Obama discusses education, jobs with college journalists


Courtesy Photo: Pete Souza

President Barack Obama participates in a conference call with college newspaper editors in the Oval Office on Monday, Sept. 27.

Jessica Opoien

President Barack Obama cited the importance of improving the higher education system in order to make the 21st century the “American century” in a conference call with student journalists Monday.

“We have fallen behind,” Obama said. “In a single generation, we’ve fallen from first to 12th in college graduation rates for young adults. And if we’re serious about building a stronger economy and making sure we succeed in the 21st century, then the single most important step we can take is to make sure that every young person gets the best education possible — because countries that out-educate us today are going to out-compete us tomorrow.”

Inflation in the cost of higher education, Obama said, is the only area in which inflation is higher than health care inflation.

Health care and personnel costs were cited as a contributor to higher education cost inflation. Obama touted the Affordable Care Act health care reform bill as a solution to this. However, Obama identified additional inefficiencies in the design and costs of universities.

“I’ll just give one example, which people may not want to hear,” Obama said, “but when I go to some colleges and universities, public colleges and universities, and I look at the athletic facilities that exist these days, or the food courts or the other things that have to do with the quality of life at universities, it’s sure a lot nicer than it was when I was going to college. Somebody has to pay for that.”

Obama expressed concern that these amenities take focus away from the primary goal of education, while raising tuition costs for students. He said his administration will work with university presidents and college presidents to “figure out how can we get control of costs generally and refocus our priorities and our attention on what the primary function of a university is, and that is to give students the knowledge and skills that they need to have a fulfilling career after they get out — not to provide the best situation for the four years that they’re there.”

Graduation rates were a concern addressed by the president, as he said more than one-third of American college students — and more than half of the nation’s minority students — do not earn a degree, even after six years. Many of these students rack up debt, and without a degree, they are not equipped to overcome their debt.

In addition to graduation rates, the administration plans to focus on ensuring that colleges properly prepare students for the workforce. 

“Community colleges are going to play a critical role in getting there,” Obama said, adding that Jill Biden will hold the first-ever White House summit on community colleges, which will take place Oct. 5.

Regarding job creation, Obama said there are still jobs in a “tough environment” for those with college degrees and skills in math and science or “good, sound communication skills,” adding that nine out of 10 people looking for work can still find it.

“If you think about it,” Obama said, “what we called ‘the greatest generation,’ my grandparents’ generation, they had a situation where unemployment reached 30 percent and they ended up essentially building the entire American middle class to what it was and making this the most powerful economy in the world. So right now we’re going through a tough time, but I have no doubt that you guys are going to be successful.”

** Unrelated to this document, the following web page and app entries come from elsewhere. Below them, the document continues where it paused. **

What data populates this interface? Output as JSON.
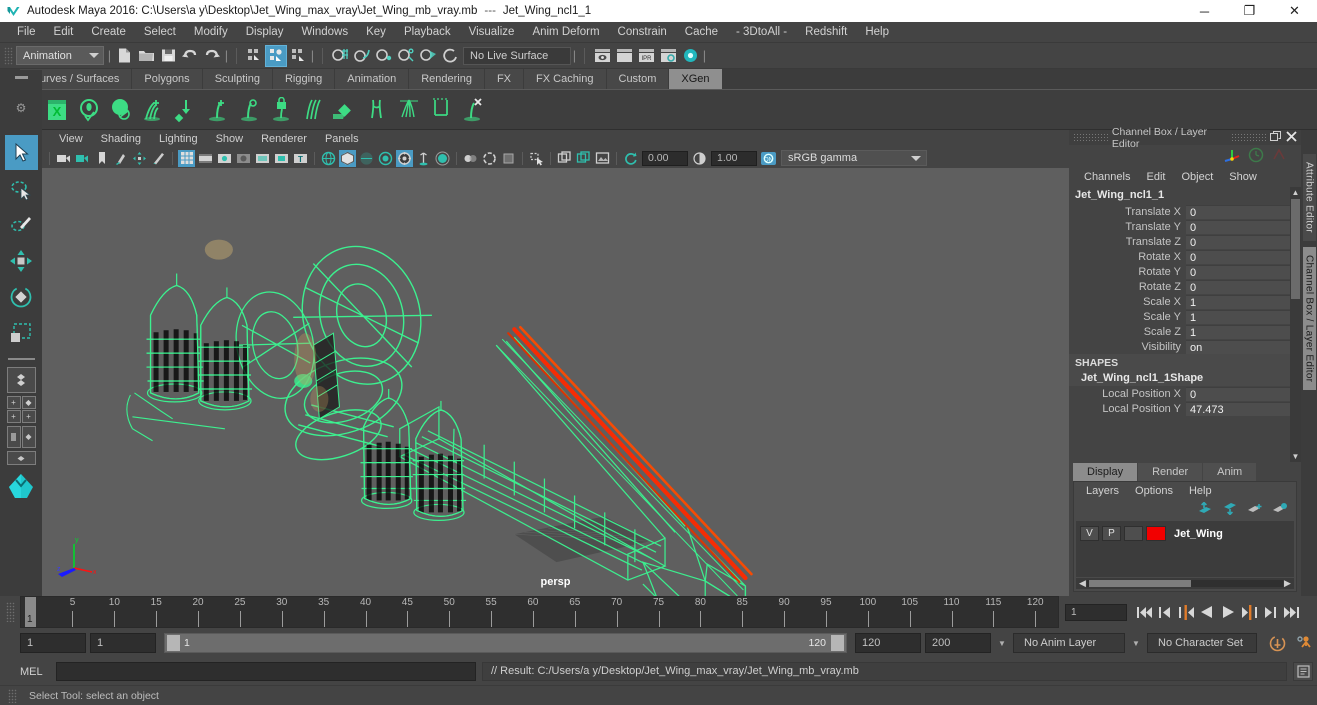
{
  "titlebar": {
    "app_title": "Autodesk Maya 2016: C:\\Users\\a y\\Desktop\\Jet_Wing_max_vray\\Jet_Wing_mb_vray.mb",
    "separator": "---",
    "selection": "Jet_Wing_ncl1_1",
    "minimize": "─",
    "maximize": "❐",
    "close": "✕"
  },
  "menubar": {
    "items": [
      "File",
      "Edit",
      "Create",
      "Select",
      "Modify",
      "Display",
      "Windows",
      "Key",
      "Playback",
      "Visualize",
      "Anim Deform",
      "Constrain",
      "Cache",
      "- 3DtoAll -",
      "Redshift",
      "Help"
    ]
  },
  "statusbar": {
    "menu_set": "Animation",
    "live_surface": "No Live Surface",
    "icons": [
      "new-scene-icon",
      "open-scene-icon",
      "save-scene-icon",
      "undo-icon",
      "redo-icon",
      "select-by-hierarchy-icon",
      "select-by-object-icon",
      "select-by-component-icon",
      "snap-to-grid-icon",
      "snap-to-curve-icon",
      "snap-to-point-icon",
      "snap-to-projected-center-icon",
      "snap-to-view-plane-icon",
      "make-live-icon",
      "render-view-icon",
      "render-sequence-icon",
      "ipr-render-icon",
      "render-settings-icon",
      "hypershade-icon"
    ]
  },
  "shelf": {
    "tabs": [
      "Curves / Surfaces",
      "Polygons",
      "Sculpting",
      "Rigging",
      "Animation",
      "Rendering",
      "FX",
      "FX Caching",
      "Custom",
      "XGen"
    ],
    "active_tab": "XGen",
    "icons": [
      "xgen-editor-icon",
      "create-description-icon",
      "preview-icon",
      "add-groom-icon",
      "place-guides-icon",
      "add-guide-icon",
      "sculpt-guide-icon",
      "lock-guide-icon",
      "comb-icon",
      "density-icon",
      "noise-icon",
      "clumping-icon",
      "cut-icon",
      "delete-guide-icon"
    ]
  },
  "toolbox": {
    "tools": [
      "select-tool",
      "lasso-select-tool",
      "paint-select-tool",
      "move-tool",
      "rotate-tool",
      "scale-tool"
    ],
    "active_tool": "select-tool",
    "layouts": [
      "single-perspective-layout",
      "four-view-layout",
      "two-pane-layout",
      "outliner-persp-layout",
      "hypershade-persp-layout",
      "persp-graph-layout"
    ]
  },
  "viewport": {
    "menus": [
      "View",
      "Shading",
      "Lighting",
      "Show",
      "Renderer",
      "Panels"
    ],
    "camera_label": "persp",
    "exposure": "0.00",
    "gamma": "1.00",
    "color_management": "sRGB gamma",
    "gamma_toggle": "ON",
    "toolbar_icons": [
      "select-camera-icon",
      "lock-camera-icon",
      "bookmark-icon",
      "image-plane-icon",
      "2d-pan-zoom-icon",
      "grease-pencil-icon",
      "grid-icon",
      "film-gate-icon",
      "resolution-gate-icon",
      "gate-mask-icon",
      "film-origin-icon",
      "exposure-icon",
      "xray-icon",
      "wireframe-icon",
      "smooth-shade-icon",
      "shade-wireframe-icon",
      "textured-icon",
      "use-all-lights-icon",
      "shadows-icon",
      "screen-space-ao-icon",
      "motion-blur-icon",
      "multisample-icon",
      "depth-peel-icon",
      "isolate-select-icon",
      "xray-joints-icon",
      "xray-active-icon",
      "view-image-icon",
      "reset-exposure-icon"
    ],
    "axis": {
      "x": "x",
      "y": "y",
      "z": "z"
    }
  },
  "channelbox": {
    "panel_title": "Channel Box / Layer Editor",
    "menus": [
      "Channels",
      "Edit",
      "Object",
      "Show"
    ],
    "node_name": "Jet_Wing_ncl1_1",
    "transform_channels": [
      {
        "label": "Translate X",
        "value": "0"
      },
      {
        "label": "Translate Y",
        "value": "0"
      },
      {
        "label": "Translate Z",
        "value": "0"
      },
      {
        "label": "Rotate X",
        "value": "0"
      },
      {
        "label": "Rotate Y",
        "value": "0"
      },
      {
        "label": "Rotate Z",
        "value": "0"
      },
      {
        "label": "Scale X",
        "value": "1"
      },
      {
        "label": "Scale Y",
        "value": "1"
      },
      {
        "label": "Scale Z",
        "value": "1"
      },
      {
        "label": "Visibility",
        "value": "on"
      }
    ],
    "shapes_header": "SHAPES",
    "shape_name": "Jet_Wing_ncl1_1Shape",
    "shape_channels": [
      {
        "label": "Local Position X",
        "value": "0"
      },
      {
        "label": "Local Position Y",
        "value": "47.473"
      }
    ]
  },
  "layer_editor": {
    "tabs": [
      "Display",
      "Render",
      "Anim"
    ],
    "active_tab": "Display",
    "menus": [
      "Layers",
      "Options",
      "Help"
    ],
    "buttons": [
      "move-layer-up-icon",
      "move-layer-down-icon",
      "new-layer-icon",
      "new-layer-from-selected-icon"
    ],
    "layers": [
      {
        "visibility": "V",
        "playback": "P",
        "state": "",
        "color": "#f20000",
        "name": "Jet_Wing"
      }
    ]
  },
  "vertical_tabs": [
    "Attribute Editor",
    "Channel Box / Layer Editor"
  ],
  "timeline": {
    "ticks": [
      5,
      10,
      15,
      20,
      25,
      30,
      35,
      40,
      45,
      50,
      55,
      60,
      65,
      70,
      75,
      80,
      85,
      90,
      95,
      100,
      105,
      110,
      115,
      120
    ],
    "current_frame": "1",
    "playhead_label": "1",
    "frame_field": "1",
    "playback_buttons": [
      "go-to-start-icon",
      "step-back-keyframe-icon",
      "step-back-frame-icon",
      "play-backwards-icon",
      "play-forwards-icon",
      "step-forward-frame-icon",
      "step-forward-keyframe-icon",
      "go-to-end-icon"
    ]
  },
  "range": {
    "anim_start": "1",
    "range_start": "1",
    "slider_start_label": "1",
    "slider_end_label": "120",
    "range_end": "120",
    "anim_end": "200",
    "anim_layer": "No Anim Layer",
    "character_set": "No Character Set",
    "auto_key": "auto-keyframe-icon",
    "anim_prefs": "animation-preferences-icon"
  },
  "command_line": {
    "language": "MEL",
    "input_value": "",
    "result": "// Result: C:/Users/a y/Desktop/Jet_Wing_max_vray/Jet_Wing_mb_vray.mb",
    "script_editor_icon": "script-editor-icon"
  },
  "help_line": {
    "text": "Select Tool: select an object"
  },
  "colors": {
    "accent_blue": "#4a9bc4",
    "wireframe_green": "#3cf08f",
    "highlight_red": "#f20000",
    "panel_bg": "#444444",
    "viewport_bg": "#5f5f5f"
  }
}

The key to creating a workforce with room for college graduates, Obama said, is improving the economy. He mentioned investing in small businesses, helping large businesses, building infrastructure and investing in clean energy as ways to “open up new opportunities.”

Obama ended the call with a message of hope, much like his campaign in 2008.

“I know we’ve gone through a tough time these last two years,” Obama said. “And I do worry sometimes that young folks, having grown up or come of age in difficult economic times, start feeling as if their horizons have to be lowered and they’ve got to set their sights a little bit lower than their parents or their grandparents. And I just want to remind people that you guys all have enormous challenges that you’re going to have to face, but you continue to live in the most vibrant, most dynamic, wealthiest nation on Earth.”

He urged young people to work together as a generation to solve problems that he said are inherited but solvable.

“There’s no reason why the 21st century is not going to be the American Century just like the 20th century was,” Obama said. “And there’s still billions of people around the world who want to come here, and they want to come here because they know that this is, for all our problems, still the land of opportunity.”